Me trying to remember what leading Chamonix granite feels like.... (Jack Doyles photo)
Good to be in the mountains again!

Alright view for a bit of after work cragging!!
A beautiful (if slightly unncessary....) bivouac spot. My first tentless bivvy in about 2 seasons, and Eva's very first bivvying experience!

Monday, 25 August 2014

The Other Side of the Camera...

(photo by Alex Gorham)
The past few months have ebbed away somewhat into a mix of rehabilitation, attempts at acclimatising and other general expedition FAFF! But two weeks ago I did something a bit different and took Jen and Al (from Light Shed Productions) on a whistle-stop tour of my life in Chamonix. The aim was to make a short film for BMC TV and Mountain Equipment, basically about my clumsiness! And then the resultant general stubbornness to get back climbing as soon as I can.
(photo by Alex Gorham)
With the photography and fine art filming side of my brain feeling decidely rusty from Chamonix life, I was pretty psyched to experience how climbing films are made! Nice to have a bit of culture in my mountain life for once. As Jen had sent me the shot-list in advance, I was able to exercise my art brain and figure out where would be suitable locations for all the segments of the film.

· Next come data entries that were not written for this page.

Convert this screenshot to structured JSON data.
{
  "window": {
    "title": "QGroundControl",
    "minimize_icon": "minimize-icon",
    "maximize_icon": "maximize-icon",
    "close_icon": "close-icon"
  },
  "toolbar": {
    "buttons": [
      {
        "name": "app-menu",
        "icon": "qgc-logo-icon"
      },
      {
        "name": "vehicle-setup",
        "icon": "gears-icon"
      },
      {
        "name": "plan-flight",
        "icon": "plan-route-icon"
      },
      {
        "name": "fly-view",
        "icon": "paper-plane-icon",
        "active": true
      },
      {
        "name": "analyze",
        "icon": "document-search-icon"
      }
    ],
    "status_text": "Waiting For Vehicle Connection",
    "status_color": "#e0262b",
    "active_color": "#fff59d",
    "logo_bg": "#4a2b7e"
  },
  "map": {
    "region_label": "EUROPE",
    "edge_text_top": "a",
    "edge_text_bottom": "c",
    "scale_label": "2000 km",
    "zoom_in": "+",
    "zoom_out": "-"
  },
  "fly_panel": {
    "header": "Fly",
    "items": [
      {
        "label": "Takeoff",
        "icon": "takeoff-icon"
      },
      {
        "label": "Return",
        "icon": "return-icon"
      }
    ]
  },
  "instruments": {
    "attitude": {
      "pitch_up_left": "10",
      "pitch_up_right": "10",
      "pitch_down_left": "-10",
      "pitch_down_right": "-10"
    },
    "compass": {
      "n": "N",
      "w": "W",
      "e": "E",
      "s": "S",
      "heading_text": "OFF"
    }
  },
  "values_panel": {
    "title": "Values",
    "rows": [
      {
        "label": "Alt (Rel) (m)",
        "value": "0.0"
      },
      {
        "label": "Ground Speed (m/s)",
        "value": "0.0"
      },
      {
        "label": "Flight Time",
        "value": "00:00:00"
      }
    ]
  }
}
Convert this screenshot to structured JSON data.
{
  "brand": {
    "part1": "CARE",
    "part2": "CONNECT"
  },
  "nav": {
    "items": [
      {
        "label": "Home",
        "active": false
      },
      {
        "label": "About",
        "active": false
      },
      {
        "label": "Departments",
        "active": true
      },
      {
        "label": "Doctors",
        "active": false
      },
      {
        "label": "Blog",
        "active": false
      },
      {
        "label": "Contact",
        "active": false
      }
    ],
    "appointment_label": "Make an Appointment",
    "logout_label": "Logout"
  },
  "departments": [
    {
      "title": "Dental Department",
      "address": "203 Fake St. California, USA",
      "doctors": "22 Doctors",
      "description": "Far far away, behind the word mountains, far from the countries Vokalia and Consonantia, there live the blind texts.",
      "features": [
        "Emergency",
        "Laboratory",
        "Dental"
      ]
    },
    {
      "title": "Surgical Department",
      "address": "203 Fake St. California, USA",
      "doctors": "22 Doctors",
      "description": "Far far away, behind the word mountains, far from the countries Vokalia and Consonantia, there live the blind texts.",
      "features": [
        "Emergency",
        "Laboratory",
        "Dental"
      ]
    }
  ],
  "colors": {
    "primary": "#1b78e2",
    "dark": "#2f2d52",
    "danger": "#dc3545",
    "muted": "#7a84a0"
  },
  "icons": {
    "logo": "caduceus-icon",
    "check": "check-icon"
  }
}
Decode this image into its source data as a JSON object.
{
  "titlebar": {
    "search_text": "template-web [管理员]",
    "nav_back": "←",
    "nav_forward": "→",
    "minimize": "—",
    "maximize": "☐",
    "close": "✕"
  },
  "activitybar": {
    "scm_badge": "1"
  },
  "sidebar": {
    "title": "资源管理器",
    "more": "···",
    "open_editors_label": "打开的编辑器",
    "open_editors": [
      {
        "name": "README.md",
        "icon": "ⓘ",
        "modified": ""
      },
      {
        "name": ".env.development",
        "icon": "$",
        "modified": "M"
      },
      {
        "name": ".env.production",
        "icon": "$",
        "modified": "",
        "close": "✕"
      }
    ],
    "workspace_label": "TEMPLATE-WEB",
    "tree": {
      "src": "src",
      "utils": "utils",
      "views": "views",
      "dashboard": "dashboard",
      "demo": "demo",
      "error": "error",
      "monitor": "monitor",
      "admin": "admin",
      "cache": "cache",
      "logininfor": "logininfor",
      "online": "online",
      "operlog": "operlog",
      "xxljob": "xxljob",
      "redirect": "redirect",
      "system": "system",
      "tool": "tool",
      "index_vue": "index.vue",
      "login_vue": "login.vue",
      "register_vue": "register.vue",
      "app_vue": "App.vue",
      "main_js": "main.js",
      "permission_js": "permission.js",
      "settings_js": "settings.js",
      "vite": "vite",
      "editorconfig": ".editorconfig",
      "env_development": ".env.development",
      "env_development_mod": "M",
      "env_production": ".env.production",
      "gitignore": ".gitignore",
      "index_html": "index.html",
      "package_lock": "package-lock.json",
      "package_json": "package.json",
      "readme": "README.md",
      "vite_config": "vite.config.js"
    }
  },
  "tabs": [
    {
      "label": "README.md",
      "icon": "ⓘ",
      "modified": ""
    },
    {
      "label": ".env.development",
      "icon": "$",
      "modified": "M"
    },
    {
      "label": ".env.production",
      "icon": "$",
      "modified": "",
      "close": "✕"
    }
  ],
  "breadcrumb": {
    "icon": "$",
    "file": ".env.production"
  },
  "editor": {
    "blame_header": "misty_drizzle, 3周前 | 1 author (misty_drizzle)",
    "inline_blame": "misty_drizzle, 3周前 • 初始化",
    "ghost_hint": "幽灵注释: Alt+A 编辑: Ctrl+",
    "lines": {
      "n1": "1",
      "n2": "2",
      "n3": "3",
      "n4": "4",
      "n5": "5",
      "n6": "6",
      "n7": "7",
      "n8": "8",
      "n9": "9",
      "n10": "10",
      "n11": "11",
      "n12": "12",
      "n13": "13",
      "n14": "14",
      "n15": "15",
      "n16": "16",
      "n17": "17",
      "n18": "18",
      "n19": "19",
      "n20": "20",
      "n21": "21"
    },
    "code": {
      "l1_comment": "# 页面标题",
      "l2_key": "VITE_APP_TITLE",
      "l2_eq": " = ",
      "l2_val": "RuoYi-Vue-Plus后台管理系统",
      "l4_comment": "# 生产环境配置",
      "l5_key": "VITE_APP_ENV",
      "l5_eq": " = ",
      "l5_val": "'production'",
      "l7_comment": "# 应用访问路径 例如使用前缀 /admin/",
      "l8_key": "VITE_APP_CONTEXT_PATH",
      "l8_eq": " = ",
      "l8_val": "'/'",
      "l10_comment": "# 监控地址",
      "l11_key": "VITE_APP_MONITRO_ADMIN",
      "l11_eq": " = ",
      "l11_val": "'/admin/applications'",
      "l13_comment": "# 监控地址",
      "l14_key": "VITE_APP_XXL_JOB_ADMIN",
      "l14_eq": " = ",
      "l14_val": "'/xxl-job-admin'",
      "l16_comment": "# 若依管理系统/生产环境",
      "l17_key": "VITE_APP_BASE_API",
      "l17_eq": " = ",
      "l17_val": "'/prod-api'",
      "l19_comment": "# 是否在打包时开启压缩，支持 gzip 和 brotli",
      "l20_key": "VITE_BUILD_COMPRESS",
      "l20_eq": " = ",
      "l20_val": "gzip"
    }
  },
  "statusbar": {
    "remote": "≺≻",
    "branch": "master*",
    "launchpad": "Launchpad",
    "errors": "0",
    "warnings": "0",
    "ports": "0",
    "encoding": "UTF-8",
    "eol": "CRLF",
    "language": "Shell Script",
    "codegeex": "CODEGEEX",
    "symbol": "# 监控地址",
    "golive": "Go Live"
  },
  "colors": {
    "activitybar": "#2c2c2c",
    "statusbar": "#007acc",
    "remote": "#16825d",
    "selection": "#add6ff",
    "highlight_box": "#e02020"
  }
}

Chamonix was either rainy or too bright to see through a camera!
Bonus filming snack...
Predictably, I had a bout of really bad coldsores at the start of the filming week (sunburn and getting caught in a thunderstorm are a winning combination...) So I wasn't massively psyched about appearing on camera, as I looked like I had been punched in the face... But it was good fun to get stuck into the project so I didn't mind in the end! 
The sections of the film that I presumed would be easy were actually a bit more complicated than I expected, and the parts that I was concerned about went super smoothly. Filming road cycling in particular was a lot more stressful than we expected! Especially when I realised my stopping distance had trebled in the wet conditions... In spite of angry 74 plate drivers, neither of us crashed and we didn't cause any collisions either so it was all good in the end! Also, unlike wild camping in the Highlands, pitching a tent in the very steep-sided Chamonix valley also proved problematic. However we lucked out and found an idyllic, if small, patch of meadow next to a mountain stream.
It's actually really hard to make pitching a tent look interesting....(Photo by Alex Gorham)
The alpine section was perhaps the most concerning part of the film for all of us; nowhere is really 'safe' as most of the easy glaciers around Chamonix have crevasses and steep slopes to tumble down. As the newspapers from this summer season show, even very experienced guides aren't immune to tragic accidents. Jen has worn crampons and been mountaineering before, but to strong boulderer Alex, this was a whole new ball game! Although the Midi arete would have been an impressive location, (being a knife edge arete with an 1000m drop on one side) it's definitely not the best place to learn how to use crampons efficiently! Fortunately the top bin to Grand Montets has a set of steps down onto a nice flat glacier so was a much safer and easier venue, but still has a thoroughly spectacular ambience.
Looks like it had been windy up top of GM... Good job the sun came out for a bit!
Alex and Jen already looking like Alpine pros whilst filming on the Petite Aiguille Vert
Shooting on snow is really difficult, especially when the sun is out and the rocks create a big contrast. I was really surprised how beautiful all Jen and Alex's shots were on the glacier. It's always cool to introduce new people to the mountains around Chamonix too. I'm really looking forward to seeing the final edit. I'm glad that I can give something back to the BMC after they have been so generous with grant money for my expeditions. Watch this space for more information of my next one LEAVING IN A WEEK!!

Alpine styling on the Petite Aiguille Verte! Check out Al and Jen's version of events here.